What is expected –
Exclude the pictures and reproduce the remaining data exactly as written.

[Data items]
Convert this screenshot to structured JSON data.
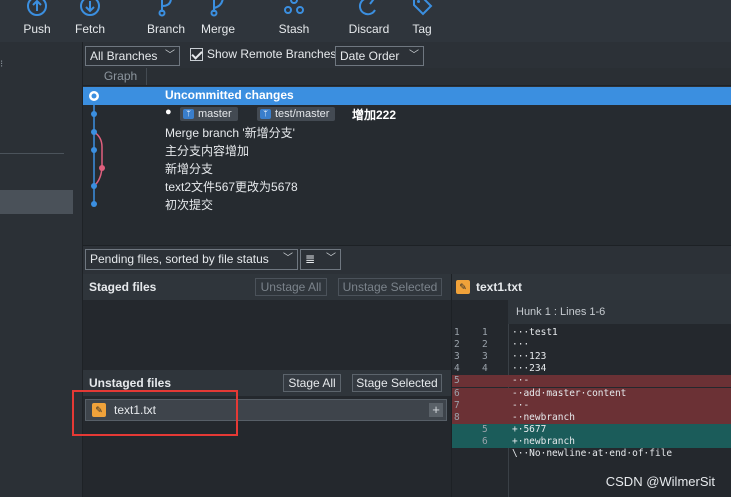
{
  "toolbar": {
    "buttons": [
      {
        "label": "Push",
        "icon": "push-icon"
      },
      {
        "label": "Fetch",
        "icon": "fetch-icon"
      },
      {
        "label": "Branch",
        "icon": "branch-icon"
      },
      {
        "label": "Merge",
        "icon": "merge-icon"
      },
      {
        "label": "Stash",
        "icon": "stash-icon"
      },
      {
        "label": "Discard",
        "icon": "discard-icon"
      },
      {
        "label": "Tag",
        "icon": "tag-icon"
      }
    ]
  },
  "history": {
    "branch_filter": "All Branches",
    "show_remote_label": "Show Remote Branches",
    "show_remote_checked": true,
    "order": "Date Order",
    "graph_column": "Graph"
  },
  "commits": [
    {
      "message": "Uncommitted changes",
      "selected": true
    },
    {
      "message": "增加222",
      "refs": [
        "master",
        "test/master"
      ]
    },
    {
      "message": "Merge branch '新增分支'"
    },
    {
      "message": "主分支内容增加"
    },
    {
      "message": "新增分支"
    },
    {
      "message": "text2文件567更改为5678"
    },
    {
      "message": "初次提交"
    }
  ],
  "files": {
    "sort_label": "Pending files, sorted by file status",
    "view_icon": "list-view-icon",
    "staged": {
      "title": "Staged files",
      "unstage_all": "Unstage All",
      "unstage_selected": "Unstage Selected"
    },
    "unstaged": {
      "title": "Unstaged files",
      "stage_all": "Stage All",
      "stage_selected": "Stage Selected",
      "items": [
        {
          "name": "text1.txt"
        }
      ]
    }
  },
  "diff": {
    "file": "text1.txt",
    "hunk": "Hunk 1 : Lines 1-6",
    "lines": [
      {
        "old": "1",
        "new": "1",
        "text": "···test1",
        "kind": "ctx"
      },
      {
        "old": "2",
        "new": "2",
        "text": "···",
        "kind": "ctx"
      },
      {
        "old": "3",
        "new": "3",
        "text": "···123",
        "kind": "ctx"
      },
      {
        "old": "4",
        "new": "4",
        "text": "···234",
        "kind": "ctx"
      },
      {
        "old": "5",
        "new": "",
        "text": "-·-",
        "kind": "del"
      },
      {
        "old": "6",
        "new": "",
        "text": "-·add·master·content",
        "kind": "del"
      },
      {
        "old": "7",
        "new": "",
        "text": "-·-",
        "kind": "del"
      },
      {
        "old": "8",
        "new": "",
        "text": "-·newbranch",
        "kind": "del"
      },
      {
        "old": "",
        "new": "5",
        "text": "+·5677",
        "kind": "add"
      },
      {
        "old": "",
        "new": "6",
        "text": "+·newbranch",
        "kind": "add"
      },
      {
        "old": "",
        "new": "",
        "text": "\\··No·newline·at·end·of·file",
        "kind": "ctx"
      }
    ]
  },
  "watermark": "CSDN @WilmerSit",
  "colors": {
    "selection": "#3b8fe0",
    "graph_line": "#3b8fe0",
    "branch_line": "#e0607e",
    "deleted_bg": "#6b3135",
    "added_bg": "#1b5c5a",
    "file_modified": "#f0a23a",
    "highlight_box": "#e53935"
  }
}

Solved problem –
Convert this screenshot to structured JSON data.
{
  "toolbar": {
    "buttons": [
      {
        "label": "Push",
        "icon": "push-icon"
      },
      {
        "label": "Fetch",
        "icon": "fetch-icon"
      },
      {
        "label": "Branch",
        "icon": "branch-icon"
      },
      {
        "label": "Merge",
        "icon": "merge-icon"
      },
      {
        "label": "Stash",
        "icon": "stash-icon"
      },
      {
        "label": "Discard",
        "icon": "discard-icon"
      },
      {
        "label": "Tag",
        "icon": "tag-icon"
      }
    ]
  },
  "history": {
    "branch_filter": "All Branches",
    "show_remote_label": "Show Remote Branches",
    "show_remote_checked": true,
    "order": "Date Order",
    "graph_column": "Graph"
  },
  "commits": [
    {
      "message": "Uncommitted changes",
      "selected": true
    },
    {
      "message": "增加222",
      "refs": [
        "master",
        "test/master"
      ]
    },
    {
      "message": "Merge branch '新增分支'"
    },
    {
      "message": "主分支内容增加"
    },
    {
      "message": "新增分支"
    },
    {
      "message": "text2文件567更改为5678"
    },
    {
      "message": "初次提交"
    }
  ],
  "files": {
    "sort_label": "Pending files, sorted by file status",
    "view_icon": "list-view-icon",
    "staged": {
      "title": "Staged files",
      "unstage_all": "Unstage All",
      "unstage_selected": "Unstage Selected"
    },
    "unstaged": {
      "title": "Unstaged files",
      "stage_all": "Stage All",
      "stage_selected": "Stage Selected",
      "items": [
        {
          "name": "text1.txt"
        }
      ]
    }
  },
  "diff": {
    "file": "text1.txt",
    "hunk": "Hunk 1 : Lines 1-6",
    "lines": [
      {
        "old": "1",
        "new": "1",
        "text": "···test1",
        "kind": "ctx"
      },
      {
        "old": "2",
        "new": "2",
        "text": "···",
        "kind": "ctx"
      },
      {
        "old": "3",
        "new": "3",
        "text": "···123",
        "kind": "ctx"
      },
      {
        "old": "4",
        "new": "4",
        "text": "···234",
        "kind": "ctx"
      },
      {
        "old": "5",
        "new": "",
        "text": "-·-",
        "kind": "del"
      },
      {
        "old": "6",
        "new": "",
        "text": "-·add·master·content",
        "kind": "del"
      },
      {
        "old": "7",
        "new": "",
        "text": "-·-",
        "kind": "del"
      },
      {
        "old": "8",
        "new": "",
        "text": "-·newbranch",
        "kind": "del"
      },
      {
        "old": "",
        "new": "5",
        "text": "+·5677",
        "kind": "add"
      },
      {
        "old": "",
        "new": "6",
        "text": "+·newbranch",
        "kind": "add"
      },
      {
        "old": "",
        "new": "",
        "text": "\\··No·newline·at·end·of·file",
        "kind": "ctx"
      }
    ]
  },
  "watermark": "CSDN @WilmerSit",
  "colors": {
    "selection": "#3b8fe0",
    "graph_line": "#3b8fe0",
    "branch_line": "#e0607e",
    "deleted_bg": "#6b3135",
    "added_bg": "#1b5c5a",
    "file_modified": "#f0a23a",
    "highlight_box": "#e53935"
  }
}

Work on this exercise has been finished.